*** Material supplied Section Begins ***

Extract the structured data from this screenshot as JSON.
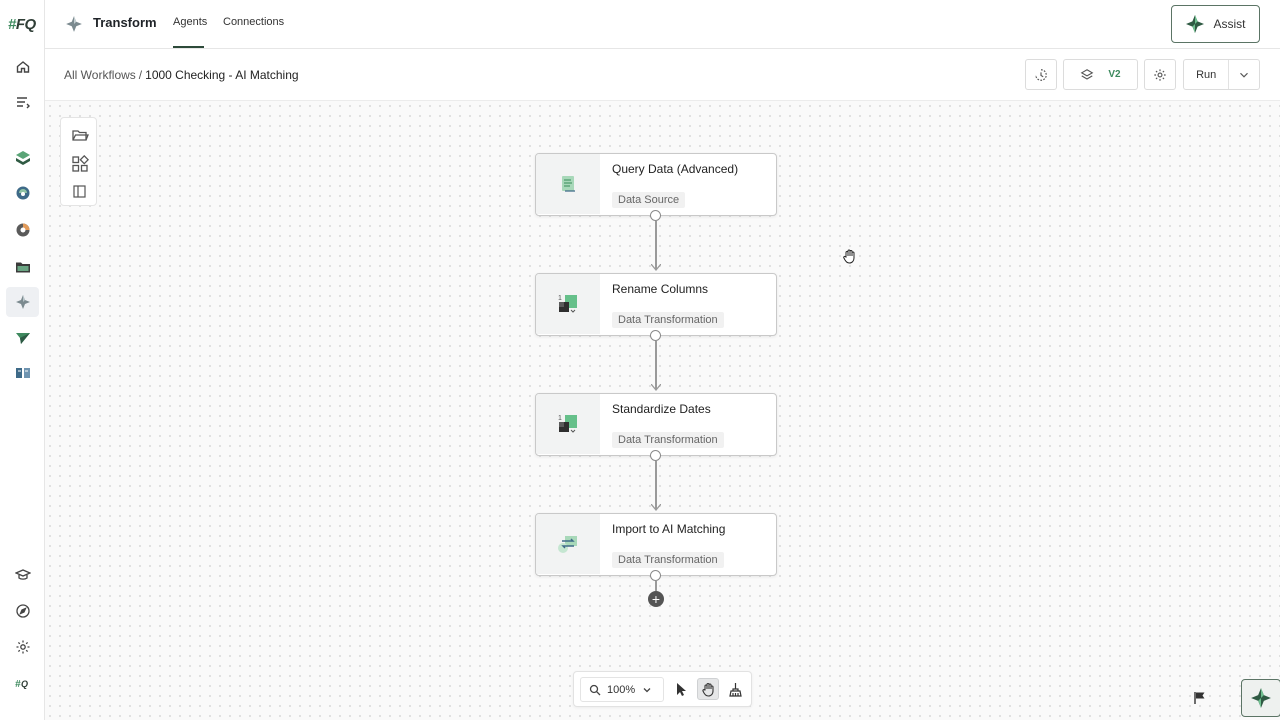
{
  "rail": {
    "logo_hash": "#",
    "logo_text": "FQ",
    "items_top": [
      "home-icon",
      "list-icon"
    ],
    "items_apps": [
      "ledger-icon",
      "reconcile-icon",
      "analytics-icon",
      "folder-icon",
      "transform-icon",
      "send-icon",
      "book-icon"
    ],
    "items_bottom": [
      "academy-icon",
      "compass-icon",
      "settings-icon",
      "fq-mini-logo-icon"
    ]
  },
  "header": {
    "app_title": "Transform",
    "tabs": [
      {
        "label": "Agents",
        "active": true
      },
      {
        "label": "Connections",
        "active": false
      }
    ],
    "assist_label": "Assist"
  },
  "breadcrumb": {
    "root": "All Workflows",
    "separator": "/",
    "current": "1000 Checking - AI Matching"
  },
  "toolbar": {
    "version": "V2",
    "run_label": "Run"
  },
  "workflow": {
    "nodes": [
      {
        "title": "Query Data (Advanced)",
        "type": "Data Source",
        "icon": "query-data-icon"
      },
      {
        "title": "Rename Columns",
        "type": "Data Transformation",
        "icon": "transform-table-icon"
      },
      {
        "title": "Standardize Dates",
        "type": "Data Transformation",
        "icon": "transform-table-icon"
      },
      {
        "title": "Import to AI Matching",
        "type": "Data Transformation",
        "icon": "import-sync-icon"
      }
    ],
    "add_symbol": "+"
  },
  "canvas_controls": {
    "zoom": "100%",
    "active_tool": "pan"
  },
  "colors": {
    "accent": "#3d8a5e",
    "border_dark": "#5b7465"
  }
}
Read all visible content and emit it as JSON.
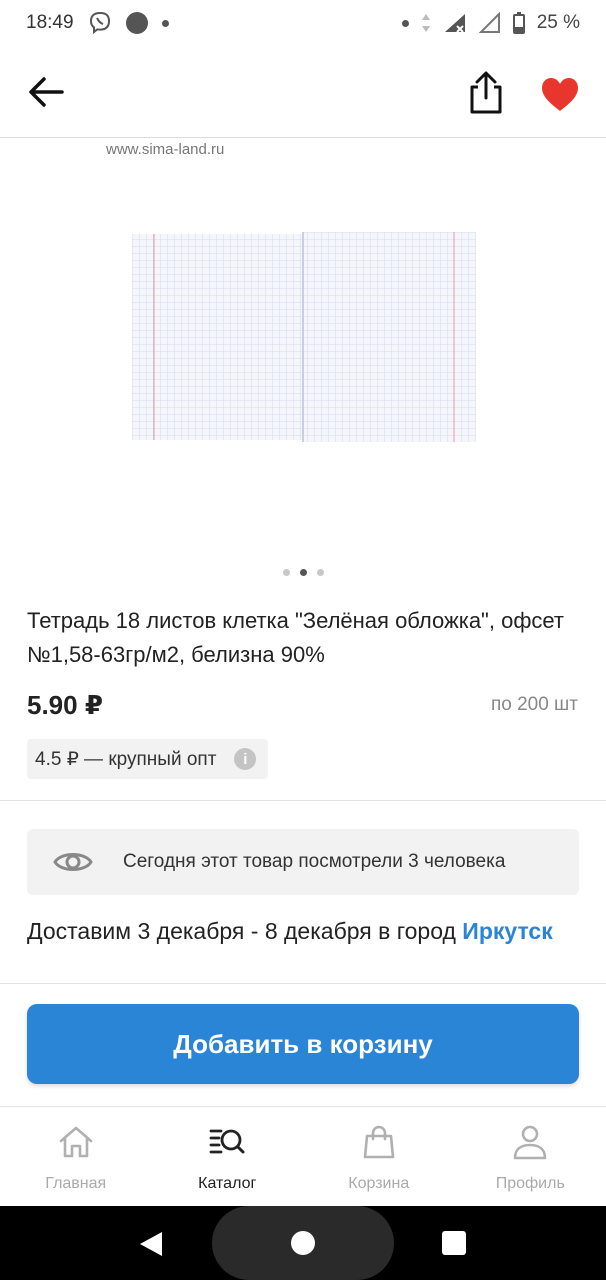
{
  "status_bar": {
    "time": "18:49",
    "battery": "25 %"
  },
  "gallery": {
    "watermark": "www.sima-land.ru",
    "pages": 3,
    "active_page": 2
  },
  "product": {
    "title": "Тетрадь 18 листов клетка \"Зелёная обложка\", офсет №1,58-63гр/м2, белизна 90%",
    "price": "5.90 ₽",
    "pack": "по 200 шт",
    "wholesale": "4.5 ₽ — крупный опт"
  },
  "views_notice": "Сегодня этот товар посмотрели 3 человека",
  "delivery": {
    "text": "Доставим 3 декабря - 8 декабря в город",
    "city": "Иркутск"
  },
  "add_to_cart": "Добавить в корзину",
  "bottom_nav": {
    "items": [
      {
        "label": "Главная",
        "icon": "home-icon"
      },
      {
        "label": "Каталог",
        "icon": "catalog-search-icon",
        "active": true
      },
      {
        "label": "Корзина",
        "icon": "shopping-bag-icon"
      },
      {
        "label": "Профиль",
        "icon": "user-icon"
      }
    ]
  },
  "colors": {
    "accent": "#2a85d6",
    "favorite": "#e8362f"
  }
}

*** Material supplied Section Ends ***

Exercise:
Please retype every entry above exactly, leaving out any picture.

Response to the task:
Extract the structured data from this screenshot as JSON.
{
  "rail": {
    "logo_hash": "#",
    "logo_text": "FQ",
    "items_top": [
      "home-icon",
      "list-icon"
    ],
    "items_apps": [
      "ledger-icon",
      "reconcile-icon",
      "analytics-icon",
      "folder-icon",
      "transform-icon",
      "send-icon",
      "book-icon"
    ],
    "items_bottom": [
      "academy-icon",
      "compass-icon",
      "settings-icon",
      "fq-mini-logo-icon"
    ]
  },
  "header": {
    "app_title": "Transform",
    "tabs": [
      {
        "label": "Agents",
        "active": true
      },
      {
        "label": "Connections",
        "active": false
      }
    ],
    "assist_label": "Assist"
  },
  "breadcrumb": {
    "root": "All Workflows",
    "separator": "/",
    "current": "1000 Checking - AI Matching"
  },
  "toolbar": {
    "version": "V2",
    "run_label": "Run"
  },
  "workflow": {
    "nodes": [
      {
        "title": "Query Data (Advanced)",
        "type": "Data Source",
        "icon": "query-data-icon"
      },
      {
        "title": "Rename Columns",
        "type": "Data Transformation",
        "icon": "transform-table-icon"
      },
      {
        "title": "Standardize Dates",
        "type": "Data Transformation",
        "icon": "transform-table-icon"
      },
      {
        "title": "Import to AI Matching",
        "type": "Data Transformation",
        "icon": "import-sync-icon"
      }
    ],
    "add_symbol": "+"
  },
  "canvas_controls": {
    "zoom": "100%",
    "active_tool": "pan"
  },
  "colors": {
    "accent": "#3d8a5e",
    "border_dark": "#5b7465"
  }
}
Read all visible content and emit it as JSON.
{
  "status_bar": {
    "time": "18:49",
    "battery": "25 %"
  },
  "gallery": {
    "watermark": "www.sima-land.ru",
    "pages": 3,
    "active_page": 2
  },
  "product": {
    "title": "Тетрадь 18 листов клетка \"Зелёная обложка\", офсет №1,58-63гр/м2, белизна 90%",
    "price": "5.90 ₽",
    "pack": "по 200 шт",
    "wholesale": "4.5 ₽ — крупный опт"
  },
  "views_notice": "Сегодня этот товар посмотрели 3 человека",
  "delivery": {
    "text": "Доставим 3 декабря - 8 декабря в город",
    "city": "Иркутск"
  },
  "add_to_cart": "Добавить в корзину",
  "bottom_nav": {
    "items": [
      {
        "label": "Главная",
        "icon": "home-icon"
      },
      {
        "label": "Каталог",
        "icon": "catalog-search-icon",
        "active": true
      },
      {
        "label": "Корзина",
        "icon": "shopping-bag-icon"
      },
      {
        "label": "Профиль",
        "icon": "user-icon"
      }
    ]
  },
  "colors": {
    "accent": "#2a85d6",
    "favorite": "#e8362f"
  }
}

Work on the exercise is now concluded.